PROBLEM DETAILS:
What you need to produce is the complete listing, repeated exactly.

**** MATERIALS PROVIDED

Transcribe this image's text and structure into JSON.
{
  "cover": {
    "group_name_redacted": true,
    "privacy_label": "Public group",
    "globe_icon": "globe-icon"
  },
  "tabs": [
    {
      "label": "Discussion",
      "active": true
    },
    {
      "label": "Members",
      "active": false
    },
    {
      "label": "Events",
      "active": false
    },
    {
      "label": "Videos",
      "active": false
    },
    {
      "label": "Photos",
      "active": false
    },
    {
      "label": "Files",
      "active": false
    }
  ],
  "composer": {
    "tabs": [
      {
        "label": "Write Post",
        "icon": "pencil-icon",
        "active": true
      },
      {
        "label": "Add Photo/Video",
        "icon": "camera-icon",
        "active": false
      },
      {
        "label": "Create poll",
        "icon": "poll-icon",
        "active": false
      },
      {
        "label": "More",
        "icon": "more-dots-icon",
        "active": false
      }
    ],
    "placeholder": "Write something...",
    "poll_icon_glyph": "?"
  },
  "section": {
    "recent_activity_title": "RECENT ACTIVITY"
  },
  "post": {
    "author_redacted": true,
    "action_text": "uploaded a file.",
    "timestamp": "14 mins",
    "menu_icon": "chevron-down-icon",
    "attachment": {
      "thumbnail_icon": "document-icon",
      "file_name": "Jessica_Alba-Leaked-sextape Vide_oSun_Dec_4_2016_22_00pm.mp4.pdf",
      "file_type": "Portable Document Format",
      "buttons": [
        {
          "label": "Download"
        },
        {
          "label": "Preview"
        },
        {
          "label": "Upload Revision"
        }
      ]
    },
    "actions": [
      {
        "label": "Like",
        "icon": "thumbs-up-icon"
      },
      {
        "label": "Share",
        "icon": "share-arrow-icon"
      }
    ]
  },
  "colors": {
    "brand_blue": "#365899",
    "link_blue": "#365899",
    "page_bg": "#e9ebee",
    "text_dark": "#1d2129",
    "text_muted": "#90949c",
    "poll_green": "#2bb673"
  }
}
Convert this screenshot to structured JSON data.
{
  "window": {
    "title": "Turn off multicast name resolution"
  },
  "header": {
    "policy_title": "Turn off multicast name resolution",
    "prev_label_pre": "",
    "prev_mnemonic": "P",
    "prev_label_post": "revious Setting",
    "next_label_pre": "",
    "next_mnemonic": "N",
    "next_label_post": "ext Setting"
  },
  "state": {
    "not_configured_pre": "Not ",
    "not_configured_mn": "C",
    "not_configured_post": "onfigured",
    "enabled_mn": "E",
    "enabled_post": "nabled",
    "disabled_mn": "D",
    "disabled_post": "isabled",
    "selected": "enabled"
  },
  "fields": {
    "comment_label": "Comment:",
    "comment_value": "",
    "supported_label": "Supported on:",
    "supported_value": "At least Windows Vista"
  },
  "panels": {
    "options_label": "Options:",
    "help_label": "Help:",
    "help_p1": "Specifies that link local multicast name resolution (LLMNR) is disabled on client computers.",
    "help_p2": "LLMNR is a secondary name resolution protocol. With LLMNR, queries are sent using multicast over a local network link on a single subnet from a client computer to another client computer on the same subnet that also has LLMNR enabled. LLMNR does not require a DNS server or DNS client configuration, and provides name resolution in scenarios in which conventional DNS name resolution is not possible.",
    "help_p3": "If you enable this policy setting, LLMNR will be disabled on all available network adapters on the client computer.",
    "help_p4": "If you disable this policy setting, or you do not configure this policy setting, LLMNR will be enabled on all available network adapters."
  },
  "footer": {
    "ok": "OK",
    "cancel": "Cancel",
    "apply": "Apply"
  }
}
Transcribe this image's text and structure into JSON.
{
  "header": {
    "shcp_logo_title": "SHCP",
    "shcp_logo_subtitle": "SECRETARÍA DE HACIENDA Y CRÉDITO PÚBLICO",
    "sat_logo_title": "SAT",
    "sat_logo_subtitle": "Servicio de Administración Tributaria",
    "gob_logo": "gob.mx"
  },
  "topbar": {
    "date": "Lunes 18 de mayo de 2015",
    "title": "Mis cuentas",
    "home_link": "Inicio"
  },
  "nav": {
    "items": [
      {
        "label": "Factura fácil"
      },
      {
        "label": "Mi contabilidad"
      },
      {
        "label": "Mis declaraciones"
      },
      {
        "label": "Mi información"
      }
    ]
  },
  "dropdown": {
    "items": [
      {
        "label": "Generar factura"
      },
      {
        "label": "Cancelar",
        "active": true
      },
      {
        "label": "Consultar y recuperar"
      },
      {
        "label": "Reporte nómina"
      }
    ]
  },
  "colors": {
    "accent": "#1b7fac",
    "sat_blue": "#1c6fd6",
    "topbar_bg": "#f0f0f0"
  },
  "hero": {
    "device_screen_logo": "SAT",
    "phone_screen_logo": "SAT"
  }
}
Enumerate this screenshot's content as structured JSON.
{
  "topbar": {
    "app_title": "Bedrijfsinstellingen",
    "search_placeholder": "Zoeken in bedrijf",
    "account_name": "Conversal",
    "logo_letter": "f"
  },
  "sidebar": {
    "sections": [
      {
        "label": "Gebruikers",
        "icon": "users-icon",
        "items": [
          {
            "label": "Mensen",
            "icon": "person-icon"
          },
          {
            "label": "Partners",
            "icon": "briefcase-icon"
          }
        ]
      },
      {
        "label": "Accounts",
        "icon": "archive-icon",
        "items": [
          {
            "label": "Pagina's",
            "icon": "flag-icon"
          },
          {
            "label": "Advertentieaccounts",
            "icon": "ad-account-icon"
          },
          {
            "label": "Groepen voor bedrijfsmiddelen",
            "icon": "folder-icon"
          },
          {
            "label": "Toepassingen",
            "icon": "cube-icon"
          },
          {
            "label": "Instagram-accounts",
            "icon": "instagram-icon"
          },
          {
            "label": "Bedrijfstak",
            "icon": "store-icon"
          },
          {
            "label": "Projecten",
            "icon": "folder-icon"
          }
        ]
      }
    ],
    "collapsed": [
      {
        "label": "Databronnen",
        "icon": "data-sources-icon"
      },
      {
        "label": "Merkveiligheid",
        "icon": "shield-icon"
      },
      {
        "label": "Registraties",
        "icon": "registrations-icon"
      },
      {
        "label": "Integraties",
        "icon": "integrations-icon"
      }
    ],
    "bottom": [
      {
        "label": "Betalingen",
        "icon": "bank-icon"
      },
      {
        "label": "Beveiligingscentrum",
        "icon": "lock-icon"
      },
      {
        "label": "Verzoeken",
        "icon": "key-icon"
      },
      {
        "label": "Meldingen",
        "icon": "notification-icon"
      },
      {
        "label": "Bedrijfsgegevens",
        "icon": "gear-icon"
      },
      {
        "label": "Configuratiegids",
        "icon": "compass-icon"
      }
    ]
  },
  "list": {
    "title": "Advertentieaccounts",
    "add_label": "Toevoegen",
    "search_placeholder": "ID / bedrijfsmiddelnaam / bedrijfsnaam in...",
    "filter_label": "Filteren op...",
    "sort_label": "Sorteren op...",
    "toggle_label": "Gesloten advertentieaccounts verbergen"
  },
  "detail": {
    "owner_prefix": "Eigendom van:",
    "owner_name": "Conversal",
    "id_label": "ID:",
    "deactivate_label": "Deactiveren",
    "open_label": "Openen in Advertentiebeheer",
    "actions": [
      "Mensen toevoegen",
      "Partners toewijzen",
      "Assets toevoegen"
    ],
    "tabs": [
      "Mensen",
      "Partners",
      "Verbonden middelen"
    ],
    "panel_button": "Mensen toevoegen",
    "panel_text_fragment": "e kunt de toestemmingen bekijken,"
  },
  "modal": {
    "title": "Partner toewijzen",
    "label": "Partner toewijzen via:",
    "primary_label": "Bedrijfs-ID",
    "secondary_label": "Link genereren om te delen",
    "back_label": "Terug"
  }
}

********

ANSWER SPACE:
Transcribe this image's text and structure into JSON.
{
  "cover": {
    "group_name_redacted": true,
    "privacy_label": "Public group",
    "globe_icon": "globe-icon"
  },
  "tabs": [
    {
      "label": "Discussion",
      "active": true
    },
    {
      "label": "Members",
      "active": false
    },
    {
      "label": "Events",
      "active": false
    },
    {
      "label": "Videos",
      "active": false
    },
    {
      "label": "Photos",
      "active": false
    },
    {
      "label": "Files",
      "active": false
    }
  ],
  "composer": {
    "tabs": [
      {
        "label": "Write Post",
        "icon": "pencil-icon",
        "active": true
      },
      {
        "label": "Add Photo/Video",
        "icon": "camera-icon",
        "active": false
      },
      {
        "label": "Create poll",
        "icon": "poll-icon",
        "active": false
      },
      {
        "label": "More",
        "icon": "more-dots-icon",
        "active": false
      }
    ],
    "placeholder": "Write something...",
    "poll_icon_glyph": "?"
  },
  "section": {
    "recent_activity_title": "RECENT ACTIVITY"
  },
  "post": {
    "author_redacted": true,
    "action_text": "uploaded a file.",
    "timestamp": "14 mins",
    "menu_icon": "chevron-down-icon",
    "attachment": {
      "thumbnail_icon": "document-icon",
      "file_name": "Jessica_Alba-Leaked-sextape Vide_oSun_Dec_4_2016_22_00pm.mp4.pdf",
      "file_type": "Portable Document Format",
      "buttons": [
        {
          "label": "Download"
        },
        {
          "label": "Preview"
        },
        {
          "label": "Upload Revision"
        }
      ]
    },
    "actions": [
      {
        "label": "Like",
        "icon": "thumbs-up-icon"
      },
      {
        "label": "Share",
        "icon": "share-arrow-icon"
      }
    ]
  },
  "colors": {
    "brand_blue": "#365899",
    "link_blue": "#365899",
    "page_bg": "#e9ebee",
    "text_dark": "#1d2129",
    "text_muted": "#90949c",
    "poll_green": "#2bb673"
  }
}
Convert this screenshot to structured JSON data.
{
  "window": {
    "title": "Turn off multicast name resolution"
  },
  "header": {
    "policy_title": "Turn off multicast name resolution",
    "prev_label_pre": "",
    "prev_mnemonic": "P",
    "prev_label_post": "revious Setting",
    "next_label_pre": "",
    "next_mnemonic": "N",
    "next_label_post": "ext Setting"
  },
  "state": {
    "not_configured_pre": "Not ",
    "not_configured_mn": "C",
    "not_configured_post": "onfigured",
    "enabled_mn": "E",
    "enabled_post": "nabled",
    "disabled_mn": "D",
    "disabled_post": "isabled",
    "selected": "enabled"
  },
  "fields": {
    "comment_label": "Comment:",
    "comment_value": "",
    "supported_label": "Supported on:",
    "supported_value": "At least Windows Vista"
  },
  "panels": {
    "options_label": "Options:",
    "help_label": "Help:",
    "help_p1": "Specifies that link local multicast name resolution (LLMNR) is disabled on client computers.",
    "help_p2": "LLMNR is a secondary name resolution protocol. With LLMNR, queries are sent using multicast over a local network link on a single subnet from a client computer to another client computer on the same subnet that also has LLMNR enabled. LLMNR does not require a DNS server or DNS client configuration, and provides name resolution in scenarios in which conventional DNS name resolution is not possible.",
    "help_p3": "If you enable this policy setting, LLMNR will be disabled on all available network adapters on the client computer.",
    "help_p4": "If you disable this policy setting, or you do not configure this policy setting, LLMNR will be enabled on all available network adapters."
  },
  "footer": {
    "ok": "OK",
    "cancel": "Cancel",
    "apply": "Apply"
  }
}
Transcribe this image's text and structure into JSON.
{
  "header": {
    "shcp_logo_title": "SHCP",
    "shcp_logo_subtitle": "SECRETARÍA DE HACIENDA Y CRÉDITO PÚBLICO",
    "sat_logo_title": "SAT",
    "sat_logo_subtitle": "Servicio de Administración Tributaria",
    "gob_logo": "gob.mx"
  },
  "topbar": {
    "date": "Lunes 18 de mayo de 2015",
    "title": "Mis cuentas",
    "home_link": "Inicio"
  },
  "nav": {
    "items": [
      {
        "label": "Factura fácil"
      },
      {
        "label": "Mi contabilidad"
      },
      {
        "label": "Mis declaraciones"
      },
      {
        "label": "Mi información"
      }
    ]
  },
  "dropdown": {
    "items": [
      {
        "label": "Generar factura"
      },
      {
        "label": "Cancelar",
        "active": true
      },
      {
        "label": "Consultar y recuperar"
      },
      {
        "label": "Reporte nómina"
      }
    ]
  },
  "colors": {
    "accent": "#1b7fac",
    "sat_blue": "#1c6fd6",
    "topbar_bg": "#f0f0f0"
  },
  "hero": {
    "device_screen_logo": "SAT",
    "phone_screen_logo": "SAT"
  }
}
Enumerate this screenshot's content as structured JSON.
{
  "topbar": {
    "app_title": "Bedrijfsinstellingen",
    "search_placeholder": "Zoeken in bedrijf",
    "account_name": "Conversal",
    "logo_letter": "f"
  },
  "sidebar": {
    "sections": [
      {
        "label": "Gebruikers",
        "icon": "users-icon",
        "items": [
          {
            "label": "Mensen",
            "icon": "person-icon"
          },
          {
            "label": "Partners",
            "icon": "briefcase-icon"
          }
        ]
      },
      {
        "label": "Accounts",
        "icon": "archive-icon",
        "items": [
          {
            "label": "Pagina's",
            "icon": "flag-icon"
          },
          {
            "label": "Advertentieaccounts",
            "icon": "ad-account-icon"
          },
          {
            "label": "Groepen voor bedrijfsmiddelen",
            "icon": "folder-icon"
          },
          {
            "label": "Toepassingen",
            "icon": "cube-icon"
          },
          {
            "label": "Instagram-accounts",
            "icon": "instagram-icon"
          },
          {
            "label": "Bedrijfstak",
            "icon": "store-icon"
          },
          {
            "label": "Projecten",
            "icon": "folder-icon"
          }
        ]
      }
    ],
    "collapsed": [
      {
        "label": "Databronnen",
        "icon": "data-sources-icon"
      },
      {
        "label": "Merkveiligheid",
        "icon": "shield-icon"
      },
      {
        "label": "Registraties",
        "icon": "registrations-icon"
      },
      {
        "label": "Integraties",
        "icon": "integrations-icon"
      }
    ],
    "bottom": [
      {
        "label": "Betalingen",
        "icon": "bank-icon"
      },
      {
        "label": "Beveiligingscentrum",
        "icon": "lock-icon"
      },
      {
        "label": "Verzoeken",
        "icon": "key-icon"
      },
      {
        "label": "Meldingen",
        "icon": "notification-icon"
      },
      {
        "label": "Bedrijfsgegevens",
        "icon": "gear-icon"
      },
      {
        "label": "Configuratiegids",
        "icon": "compass-icon"
      }
    ]
  },
  "list": {
    "title": "Advertentieaccounts",
    "add_label": "Toevoegen",
    "search_placeholder": "ID / bedrijfsmiddelnaam / bedrijfsnaam in...",
    "filter_label": "Filteren op...",
    "sort_label": "Sorteren op...",
    "toggle_label": "Gesloten advertentieaccounts verbergen"
  },
  "detail": {
    "owner_prefix": "Eigendom van:",
    "owner_name": "Conversal",
    "id_label": "ID:",
    "deactivate_label": "Deactiveren",
    "open_label": "Openen in Advertentiebeheer",
    "actions": [
      "Mensen toevoegen",
      "Partners toewijzen",
      "Assets toevoegen"
    ],
    "tabs": [
      "Mensen",
      "Partners",
      "Verbonden middelen"
    ],
    "panel_button": "Mensen toevoegen",
    "panel_text_fragment": "e kunt de toestemmingen bekijken,"
  },
  "modal": {
    "title": "Partner toewijzen",
    "label": "Partner toewijzen via:",
    "primary_label": "Bedrijfs-ID",
    "secondary_label": "Link genereren om te delen",
    "back_label": "Terug"
  }
}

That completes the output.